## Task statement
From the entries that follow, copy every line with the word "下载类型列表".

[[ Data to examine, beginning ]]

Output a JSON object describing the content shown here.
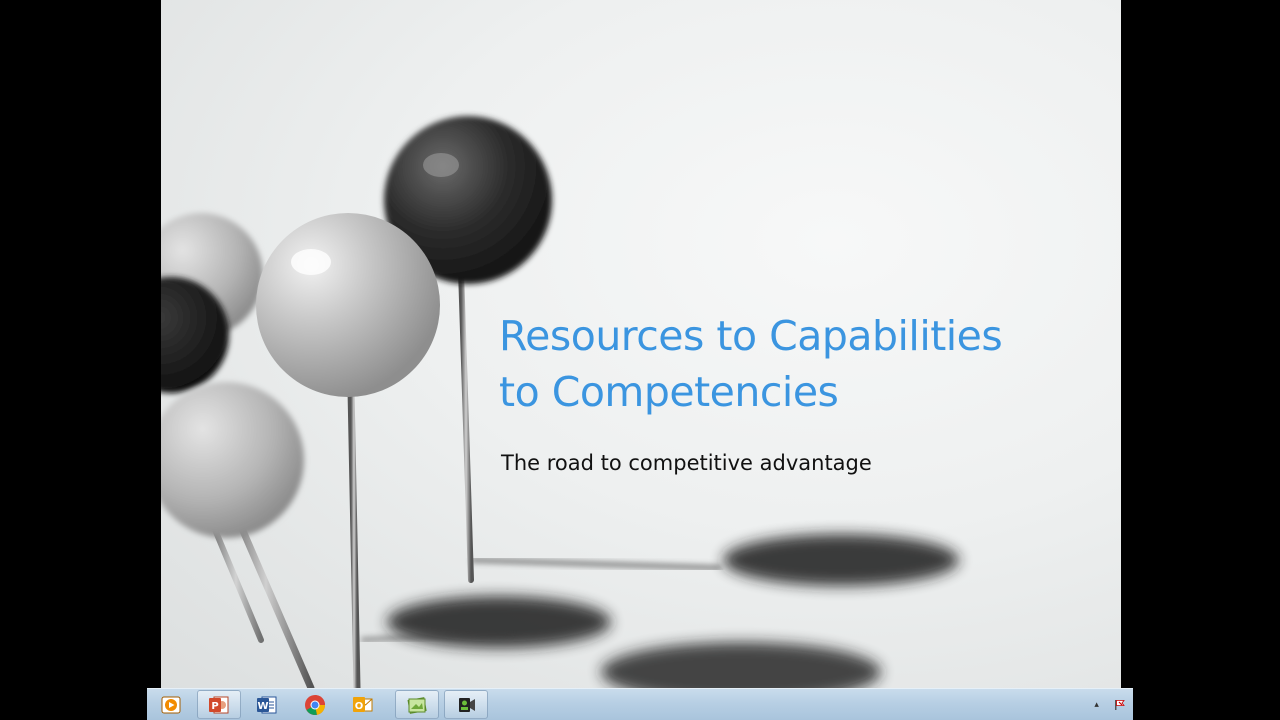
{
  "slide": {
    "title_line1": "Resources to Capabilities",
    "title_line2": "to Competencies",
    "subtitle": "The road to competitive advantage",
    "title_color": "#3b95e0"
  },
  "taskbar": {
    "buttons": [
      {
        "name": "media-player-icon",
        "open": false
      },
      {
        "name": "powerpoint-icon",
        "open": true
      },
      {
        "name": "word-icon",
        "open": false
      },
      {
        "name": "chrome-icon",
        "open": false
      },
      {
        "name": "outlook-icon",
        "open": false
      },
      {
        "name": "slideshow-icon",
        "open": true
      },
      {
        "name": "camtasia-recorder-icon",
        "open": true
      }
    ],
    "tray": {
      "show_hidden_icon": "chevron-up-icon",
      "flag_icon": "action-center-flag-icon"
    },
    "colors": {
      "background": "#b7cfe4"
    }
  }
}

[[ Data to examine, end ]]
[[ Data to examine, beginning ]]

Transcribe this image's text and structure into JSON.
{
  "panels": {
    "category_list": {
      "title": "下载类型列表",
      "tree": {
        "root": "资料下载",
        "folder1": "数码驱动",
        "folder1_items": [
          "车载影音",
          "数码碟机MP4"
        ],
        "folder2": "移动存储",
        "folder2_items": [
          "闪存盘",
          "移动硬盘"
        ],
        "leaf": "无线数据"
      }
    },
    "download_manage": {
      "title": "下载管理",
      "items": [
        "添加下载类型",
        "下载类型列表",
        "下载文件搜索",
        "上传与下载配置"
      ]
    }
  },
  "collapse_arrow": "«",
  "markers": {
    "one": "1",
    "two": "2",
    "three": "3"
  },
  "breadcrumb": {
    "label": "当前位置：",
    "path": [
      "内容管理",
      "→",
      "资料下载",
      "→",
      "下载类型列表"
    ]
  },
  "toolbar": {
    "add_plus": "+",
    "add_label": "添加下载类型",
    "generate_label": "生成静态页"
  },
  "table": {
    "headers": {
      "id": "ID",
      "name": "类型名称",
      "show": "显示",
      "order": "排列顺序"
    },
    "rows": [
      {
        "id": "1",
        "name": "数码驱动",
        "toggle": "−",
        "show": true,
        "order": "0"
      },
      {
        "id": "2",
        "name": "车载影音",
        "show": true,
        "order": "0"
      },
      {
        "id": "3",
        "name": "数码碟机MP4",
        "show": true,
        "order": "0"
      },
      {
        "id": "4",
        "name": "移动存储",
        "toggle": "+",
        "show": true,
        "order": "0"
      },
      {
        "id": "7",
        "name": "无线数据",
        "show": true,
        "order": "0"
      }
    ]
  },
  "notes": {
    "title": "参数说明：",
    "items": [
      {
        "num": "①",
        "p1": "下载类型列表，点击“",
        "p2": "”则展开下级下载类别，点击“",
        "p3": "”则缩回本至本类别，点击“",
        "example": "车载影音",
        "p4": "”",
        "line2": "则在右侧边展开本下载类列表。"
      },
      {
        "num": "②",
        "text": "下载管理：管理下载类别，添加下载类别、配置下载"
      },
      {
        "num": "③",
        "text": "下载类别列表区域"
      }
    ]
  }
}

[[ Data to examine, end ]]

## Written solution
      "title": "下载类型列表",
        "下载类型列表",
      "下载类型列表"
        "p1": "下载类型列表，点击“",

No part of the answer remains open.